• Dataset entries:
##########

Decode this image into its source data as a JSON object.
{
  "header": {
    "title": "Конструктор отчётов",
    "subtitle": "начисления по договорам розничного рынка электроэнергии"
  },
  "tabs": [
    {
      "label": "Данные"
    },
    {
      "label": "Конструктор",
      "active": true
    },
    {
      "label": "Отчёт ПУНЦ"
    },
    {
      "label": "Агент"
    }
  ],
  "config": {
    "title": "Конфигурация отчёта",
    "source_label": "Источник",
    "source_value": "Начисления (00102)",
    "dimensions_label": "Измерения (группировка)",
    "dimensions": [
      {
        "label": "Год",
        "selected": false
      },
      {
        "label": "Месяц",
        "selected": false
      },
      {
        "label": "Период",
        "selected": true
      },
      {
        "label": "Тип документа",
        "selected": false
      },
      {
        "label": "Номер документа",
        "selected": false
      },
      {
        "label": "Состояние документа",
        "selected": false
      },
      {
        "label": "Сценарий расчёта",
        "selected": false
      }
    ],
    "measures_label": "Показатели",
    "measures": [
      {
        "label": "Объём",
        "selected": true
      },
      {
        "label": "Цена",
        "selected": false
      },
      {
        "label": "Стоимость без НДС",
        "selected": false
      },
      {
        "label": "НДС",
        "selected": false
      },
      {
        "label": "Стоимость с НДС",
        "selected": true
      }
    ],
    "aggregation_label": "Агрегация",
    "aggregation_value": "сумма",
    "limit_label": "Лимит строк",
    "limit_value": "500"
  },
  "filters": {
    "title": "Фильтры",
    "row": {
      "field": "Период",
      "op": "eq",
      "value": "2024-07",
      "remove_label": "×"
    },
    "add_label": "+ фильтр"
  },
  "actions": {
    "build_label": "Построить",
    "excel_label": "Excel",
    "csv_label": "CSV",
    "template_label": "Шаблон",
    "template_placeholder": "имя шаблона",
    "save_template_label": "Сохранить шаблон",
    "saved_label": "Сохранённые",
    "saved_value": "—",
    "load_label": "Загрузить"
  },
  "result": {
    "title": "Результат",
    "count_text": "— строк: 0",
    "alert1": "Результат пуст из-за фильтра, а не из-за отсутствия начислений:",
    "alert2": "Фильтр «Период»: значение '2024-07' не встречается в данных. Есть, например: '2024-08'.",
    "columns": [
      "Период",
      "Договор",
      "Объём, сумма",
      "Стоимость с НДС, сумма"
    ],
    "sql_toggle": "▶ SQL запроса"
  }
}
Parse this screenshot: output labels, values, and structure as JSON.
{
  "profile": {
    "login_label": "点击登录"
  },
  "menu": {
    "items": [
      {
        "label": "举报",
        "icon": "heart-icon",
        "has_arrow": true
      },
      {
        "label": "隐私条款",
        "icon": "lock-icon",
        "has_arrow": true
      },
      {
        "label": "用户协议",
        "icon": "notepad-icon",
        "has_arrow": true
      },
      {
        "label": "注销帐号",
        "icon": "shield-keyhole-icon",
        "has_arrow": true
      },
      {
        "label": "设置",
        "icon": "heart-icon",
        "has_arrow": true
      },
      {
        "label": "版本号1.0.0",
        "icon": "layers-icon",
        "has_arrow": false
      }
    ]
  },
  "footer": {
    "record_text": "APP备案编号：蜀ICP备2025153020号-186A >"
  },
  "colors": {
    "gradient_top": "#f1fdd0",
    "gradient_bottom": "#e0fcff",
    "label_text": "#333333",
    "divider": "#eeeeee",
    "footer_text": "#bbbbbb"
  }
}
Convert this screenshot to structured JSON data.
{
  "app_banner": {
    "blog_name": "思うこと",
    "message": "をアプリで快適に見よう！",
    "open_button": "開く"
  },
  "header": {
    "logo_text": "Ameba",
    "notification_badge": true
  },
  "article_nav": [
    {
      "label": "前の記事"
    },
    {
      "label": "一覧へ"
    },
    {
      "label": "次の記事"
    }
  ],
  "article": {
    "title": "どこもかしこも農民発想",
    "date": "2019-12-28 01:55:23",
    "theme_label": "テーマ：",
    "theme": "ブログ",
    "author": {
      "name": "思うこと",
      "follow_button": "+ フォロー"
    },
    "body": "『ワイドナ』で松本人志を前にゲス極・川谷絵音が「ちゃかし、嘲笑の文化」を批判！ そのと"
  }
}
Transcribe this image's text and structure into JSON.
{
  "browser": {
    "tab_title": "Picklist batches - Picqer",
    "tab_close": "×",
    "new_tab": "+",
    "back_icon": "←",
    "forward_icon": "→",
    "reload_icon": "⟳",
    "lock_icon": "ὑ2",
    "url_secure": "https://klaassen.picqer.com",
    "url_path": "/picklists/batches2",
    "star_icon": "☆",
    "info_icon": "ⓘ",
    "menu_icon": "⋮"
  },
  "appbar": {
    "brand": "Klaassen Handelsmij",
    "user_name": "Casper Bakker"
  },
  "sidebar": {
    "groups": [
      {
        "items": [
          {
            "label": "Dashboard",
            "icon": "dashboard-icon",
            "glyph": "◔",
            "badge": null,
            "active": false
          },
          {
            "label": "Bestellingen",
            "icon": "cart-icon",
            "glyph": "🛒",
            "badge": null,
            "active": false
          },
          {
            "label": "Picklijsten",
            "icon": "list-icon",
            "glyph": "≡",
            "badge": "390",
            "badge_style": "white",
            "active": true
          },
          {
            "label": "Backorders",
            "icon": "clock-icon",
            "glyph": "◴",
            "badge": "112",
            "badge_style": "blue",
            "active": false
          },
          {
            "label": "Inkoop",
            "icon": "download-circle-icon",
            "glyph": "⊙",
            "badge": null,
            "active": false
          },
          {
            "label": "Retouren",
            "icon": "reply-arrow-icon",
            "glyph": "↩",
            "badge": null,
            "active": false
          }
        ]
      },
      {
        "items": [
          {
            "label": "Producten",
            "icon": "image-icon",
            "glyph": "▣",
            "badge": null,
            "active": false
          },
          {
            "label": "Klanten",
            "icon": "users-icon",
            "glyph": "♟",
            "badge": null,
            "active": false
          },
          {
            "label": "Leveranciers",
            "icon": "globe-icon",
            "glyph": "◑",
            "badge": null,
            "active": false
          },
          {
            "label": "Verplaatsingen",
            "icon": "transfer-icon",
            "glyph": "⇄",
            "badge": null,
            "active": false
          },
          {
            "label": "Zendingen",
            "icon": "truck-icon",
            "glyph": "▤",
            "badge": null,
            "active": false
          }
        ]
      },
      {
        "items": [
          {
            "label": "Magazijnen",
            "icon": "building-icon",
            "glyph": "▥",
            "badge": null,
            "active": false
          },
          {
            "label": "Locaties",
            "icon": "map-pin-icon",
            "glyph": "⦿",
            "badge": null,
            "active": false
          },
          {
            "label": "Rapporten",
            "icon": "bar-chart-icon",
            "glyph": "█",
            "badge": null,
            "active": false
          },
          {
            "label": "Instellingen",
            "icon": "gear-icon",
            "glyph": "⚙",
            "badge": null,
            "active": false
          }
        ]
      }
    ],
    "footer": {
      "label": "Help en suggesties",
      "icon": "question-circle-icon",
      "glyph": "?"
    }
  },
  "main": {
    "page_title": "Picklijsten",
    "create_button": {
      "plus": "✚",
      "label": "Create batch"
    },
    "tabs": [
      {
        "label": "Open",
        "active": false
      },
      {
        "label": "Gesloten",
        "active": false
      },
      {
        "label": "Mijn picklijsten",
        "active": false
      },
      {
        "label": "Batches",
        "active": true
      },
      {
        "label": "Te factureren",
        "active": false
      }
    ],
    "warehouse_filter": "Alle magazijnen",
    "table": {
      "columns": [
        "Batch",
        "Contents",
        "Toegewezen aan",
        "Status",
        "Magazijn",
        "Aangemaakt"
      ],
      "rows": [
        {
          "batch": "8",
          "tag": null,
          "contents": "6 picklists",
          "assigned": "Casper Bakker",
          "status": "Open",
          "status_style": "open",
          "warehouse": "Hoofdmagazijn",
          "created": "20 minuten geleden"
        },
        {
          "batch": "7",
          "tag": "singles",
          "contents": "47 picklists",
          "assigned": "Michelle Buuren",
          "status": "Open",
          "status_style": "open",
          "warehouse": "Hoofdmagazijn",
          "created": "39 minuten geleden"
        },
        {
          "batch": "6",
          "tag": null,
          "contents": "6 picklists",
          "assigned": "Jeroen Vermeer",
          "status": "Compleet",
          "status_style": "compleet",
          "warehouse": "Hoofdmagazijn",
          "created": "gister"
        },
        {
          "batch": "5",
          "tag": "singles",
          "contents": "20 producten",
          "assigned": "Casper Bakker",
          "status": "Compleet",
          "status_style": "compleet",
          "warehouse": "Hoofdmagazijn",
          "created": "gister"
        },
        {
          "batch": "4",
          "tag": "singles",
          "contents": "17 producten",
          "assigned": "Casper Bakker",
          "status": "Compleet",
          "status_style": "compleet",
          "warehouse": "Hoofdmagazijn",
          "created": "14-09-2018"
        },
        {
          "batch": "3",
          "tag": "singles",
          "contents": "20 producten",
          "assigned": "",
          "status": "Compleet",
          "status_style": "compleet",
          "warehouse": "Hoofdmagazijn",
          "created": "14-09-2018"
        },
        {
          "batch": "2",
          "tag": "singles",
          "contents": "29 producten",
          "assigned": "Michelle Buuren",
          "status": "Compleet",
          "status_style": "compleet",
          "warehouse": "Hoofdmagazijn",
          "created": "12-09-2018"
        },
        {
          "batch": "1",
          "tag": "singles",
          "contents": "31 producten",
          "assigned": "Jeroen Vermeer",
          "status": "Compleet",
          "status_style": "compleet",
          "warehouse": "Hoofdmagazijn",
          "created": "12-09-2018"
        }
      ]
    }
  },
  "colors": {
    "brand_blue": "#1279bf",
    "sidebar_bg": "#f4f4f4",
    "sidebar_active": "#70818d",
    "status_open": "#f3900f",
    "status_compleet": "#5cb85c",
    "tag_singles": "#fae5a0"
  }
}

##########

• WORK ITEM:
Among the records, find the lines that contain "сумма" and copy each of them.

• WORKED SOLUTION:
    "aggregation_value": "сумма",
      "Объём, сумма",
      "Стоимость с НДС, сумма"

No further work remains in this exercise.